Spring Birds

Bird with a Yellow Belly in a TreeRight now, millions of birds are flying back to our part of the world from the places where they lived during the winter. Isn’t it amazing that these tiny creatures can fly thousands of miles each year to return to New Jersey and nearby places?


Watch a great video about migrating birds.

Recommended Native Plants

Now, more than ever, migrating birds need good habitat (places to visit or live in) and it’s really important to have plants in your yard that attract good food for migrating birds. Migrating birds don’t eat birdseed, and most of these birds need insects, especially caterpillars. Dr. Dan has provided a list of some of the best plants for migrating birds and other wildlife:

  1. Mountain-mint
  2. Butterfly weed
  3. Swamp Milkweed
  4. Asters
  5. Goldenrods
  6. Yellow (and blue) wild indigo
  7. Violets
  8. May-apple
  9. Coral honeysuckle
  10. Virgina creeper
  11. Arrow-wood viburnum
  12. Serviceberries
  13. Aronia (chokeberries)
  14. Oaks
  15. Wildcherries and wild plums

View a flyer (JPG) containing this list and further information about these species.

Activity - Birds of a Feather

What You Will Need

  • Cardboard tube
  • Clear tape
  • Colored cardstock or construction paper
  • Double-sided tape
  • Markers
  • Paper (plain or patterned)
  • Scissors
  • White glue
  • Yarn or string
  • Optional: Googly Eyes

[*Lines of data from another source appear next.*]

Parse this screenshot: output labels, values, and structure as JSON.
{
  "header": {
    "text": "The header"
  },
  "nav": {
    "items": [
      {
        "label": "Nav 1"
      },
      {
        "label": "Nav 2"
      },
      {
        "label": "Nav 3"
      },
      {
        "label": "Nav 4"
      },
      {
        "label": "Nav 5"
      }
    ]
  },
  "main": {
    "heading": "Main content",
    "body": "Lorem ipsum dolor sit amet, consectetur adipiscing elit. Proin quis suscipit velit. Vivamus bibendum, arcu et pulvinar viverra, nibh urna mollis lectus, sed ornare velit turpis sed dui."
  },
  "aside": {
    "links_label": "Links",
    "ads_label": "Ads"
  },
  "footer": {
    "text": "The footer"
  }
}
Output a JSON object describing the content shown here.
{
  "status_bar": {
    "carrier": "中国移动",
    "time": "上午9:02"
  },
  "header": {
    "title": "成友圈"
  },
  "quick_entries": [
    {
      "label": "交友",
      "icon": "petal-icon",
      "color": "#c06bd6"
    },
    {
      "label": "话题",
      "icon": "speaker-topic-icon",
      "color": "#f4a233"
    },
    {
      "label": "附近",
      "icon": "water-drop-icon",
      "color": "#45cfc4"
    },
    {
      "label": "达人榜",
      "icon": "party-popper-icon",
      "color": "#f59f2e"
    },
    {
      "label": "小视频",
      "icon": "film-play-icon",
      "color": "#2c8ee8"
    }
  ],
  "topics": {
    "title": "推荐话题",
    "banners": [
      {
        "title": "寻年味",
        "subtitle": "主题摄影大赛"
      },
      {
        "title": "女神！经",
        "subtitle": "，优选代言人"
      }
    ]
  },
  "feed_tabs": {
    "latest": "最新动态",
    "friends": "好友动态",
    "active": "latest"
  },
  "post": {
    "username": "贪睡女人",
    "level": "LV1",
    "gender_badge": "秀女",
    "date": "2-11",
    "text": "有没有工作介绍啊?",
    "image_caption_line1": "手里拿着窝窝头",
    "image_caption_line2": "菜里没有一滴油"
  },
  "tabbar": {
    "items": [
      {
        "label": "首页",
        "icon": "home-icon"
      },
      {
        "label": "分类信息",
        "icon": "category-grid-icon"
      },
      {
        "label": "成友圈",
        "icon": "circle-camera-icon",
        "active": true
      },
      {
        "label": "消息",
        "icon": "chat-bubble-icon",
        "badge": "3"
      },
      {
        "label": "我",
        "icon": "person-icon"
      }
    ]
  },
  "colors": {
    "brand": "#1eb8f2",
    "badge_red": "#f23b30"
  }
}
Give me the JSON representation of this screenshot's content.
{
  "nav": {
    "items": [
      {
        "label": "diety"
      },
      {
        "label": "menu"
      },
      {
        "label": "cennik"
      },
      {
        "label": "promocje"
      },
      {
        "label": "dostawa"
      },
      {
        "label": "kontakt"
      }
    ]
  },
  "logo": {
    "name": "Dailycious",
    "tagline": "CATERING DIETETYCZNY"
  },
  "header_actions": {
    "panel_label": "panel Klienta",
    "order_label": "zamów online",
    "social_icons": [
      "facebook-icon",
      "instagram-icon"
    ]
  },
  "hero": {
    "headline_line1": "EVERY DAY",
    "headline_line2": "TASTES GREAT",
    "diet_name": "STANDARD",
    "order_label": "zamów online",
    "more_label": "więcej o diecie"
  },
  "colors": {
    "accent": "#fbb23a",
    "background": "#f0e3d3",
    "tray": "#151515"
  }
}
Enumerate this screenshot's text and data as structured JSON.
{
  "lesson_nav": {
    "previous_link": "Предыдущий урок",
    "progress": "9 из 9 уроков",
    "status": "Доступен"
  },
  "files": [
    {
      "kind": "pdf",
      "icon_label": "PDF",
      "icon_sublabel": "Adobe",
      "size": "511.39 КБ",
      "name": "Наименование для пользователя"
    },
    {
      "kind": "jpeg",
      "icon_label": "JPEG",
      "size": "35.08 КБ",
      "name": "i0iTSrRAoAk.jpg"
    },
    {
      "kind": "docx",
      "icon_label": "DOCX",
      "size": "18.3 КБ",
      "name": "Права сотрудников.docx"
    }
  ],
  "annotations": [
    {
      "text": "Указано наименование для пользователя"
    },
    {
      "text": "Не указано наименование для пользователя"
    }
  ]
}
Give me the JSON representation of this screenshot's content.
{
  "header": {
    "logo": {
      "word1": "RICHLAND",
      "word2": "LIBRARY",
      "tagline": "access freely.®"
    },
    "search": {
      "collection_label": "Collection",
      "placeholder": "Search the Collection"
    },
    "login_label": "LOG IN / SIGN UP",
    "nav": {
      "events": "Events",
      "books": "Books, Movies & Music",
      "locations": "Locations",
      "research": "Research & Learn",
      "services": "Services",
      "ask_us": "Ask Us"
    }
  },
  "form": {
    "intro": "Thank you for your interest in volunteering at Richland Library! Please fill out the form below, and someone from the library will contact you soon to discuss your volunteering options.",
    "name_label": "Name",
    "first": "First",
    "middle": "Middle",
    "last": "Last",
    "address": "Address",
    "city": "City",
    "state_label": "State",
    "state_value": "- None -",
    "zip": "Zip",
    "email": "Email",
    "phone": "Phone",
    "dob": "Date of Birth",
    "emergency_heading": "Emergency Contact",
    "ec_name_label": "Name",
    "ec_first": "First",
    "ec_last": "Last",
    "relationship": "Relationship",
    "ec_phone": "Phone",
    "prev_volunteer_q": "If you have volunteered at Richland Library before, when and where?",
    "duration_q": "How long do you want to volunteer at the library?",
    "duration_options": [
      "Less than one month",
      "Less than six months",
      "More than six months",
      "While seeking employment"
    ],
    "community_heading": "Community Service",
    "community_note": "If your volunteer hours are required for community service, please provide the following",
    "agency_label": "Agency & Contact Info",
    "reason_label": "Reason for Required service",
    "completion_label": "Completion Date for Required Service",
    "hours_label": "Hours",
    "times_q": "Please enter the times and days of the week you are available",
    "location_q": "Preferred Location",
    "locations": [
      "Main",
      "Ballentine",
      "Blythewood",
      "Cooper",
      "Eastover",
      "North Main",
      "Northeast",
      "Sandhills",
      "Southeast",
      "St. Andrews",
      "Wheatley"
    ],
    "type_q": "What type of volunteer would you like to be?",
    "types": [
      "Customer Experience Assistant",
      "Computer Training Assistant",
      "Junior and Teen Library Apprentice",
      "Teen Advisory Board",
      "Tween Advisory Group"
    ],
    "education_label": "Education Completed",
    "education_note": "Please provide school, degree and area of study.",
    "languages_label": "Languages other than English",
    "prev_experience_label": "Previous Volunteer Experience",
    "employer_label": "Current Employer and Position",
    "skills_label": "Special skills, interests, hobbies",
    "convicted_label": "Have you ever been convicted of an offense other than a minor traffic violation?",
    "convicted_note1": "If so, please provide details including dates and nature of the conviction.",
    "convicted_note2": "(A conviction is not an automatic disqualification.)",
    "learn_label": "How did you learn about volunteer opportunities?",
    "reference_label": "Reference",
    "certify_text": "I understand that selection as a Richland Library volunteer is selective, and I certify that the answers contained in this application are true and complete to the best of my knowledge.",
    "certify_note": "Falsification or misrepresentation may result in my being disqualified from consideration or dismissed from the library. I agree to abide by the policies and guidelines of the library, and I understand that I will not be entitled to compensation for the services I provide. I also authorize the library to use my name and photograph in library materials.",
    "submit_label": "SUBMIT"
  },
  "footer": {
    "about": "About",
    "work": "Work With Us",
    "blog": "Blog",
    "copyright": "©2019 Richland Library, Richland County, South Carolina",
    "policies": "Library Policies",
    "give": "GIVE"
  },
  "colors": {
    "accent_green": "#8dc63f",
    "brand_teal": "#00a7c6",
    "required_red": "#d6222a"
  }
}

  1. Cut a piece of paper long enough to wrap around your cardboard tube. Snip a piece off at each side of the top edge, leaving a small section in the middle.
  2. Cut this small section into a fringe. Then, cut a fringe along the full bottom edge.
  3. Wrap the paper around your tube and attach the end down with double-sided tape or glue.
  4. Cut two rectangles out of cardstock, construction paper or a decorative paper to make wings.
  5. Cut a fringe along one edge of each wing and round off the top corners.
  6. Glue the “wings” to each side of the tube.
  7. Cut a beak and two eyes from cardstock or construction paper or draw your own.
  8. Glue paper beak and eyes into place on the front of the tube. Googly eyes work, too!
  9. Tape the ends of a piece of yarn or string to the inside of the top of the tube to make a hanger.
  10. Make a few fancy paper birds and hang them all together to create a fun flock!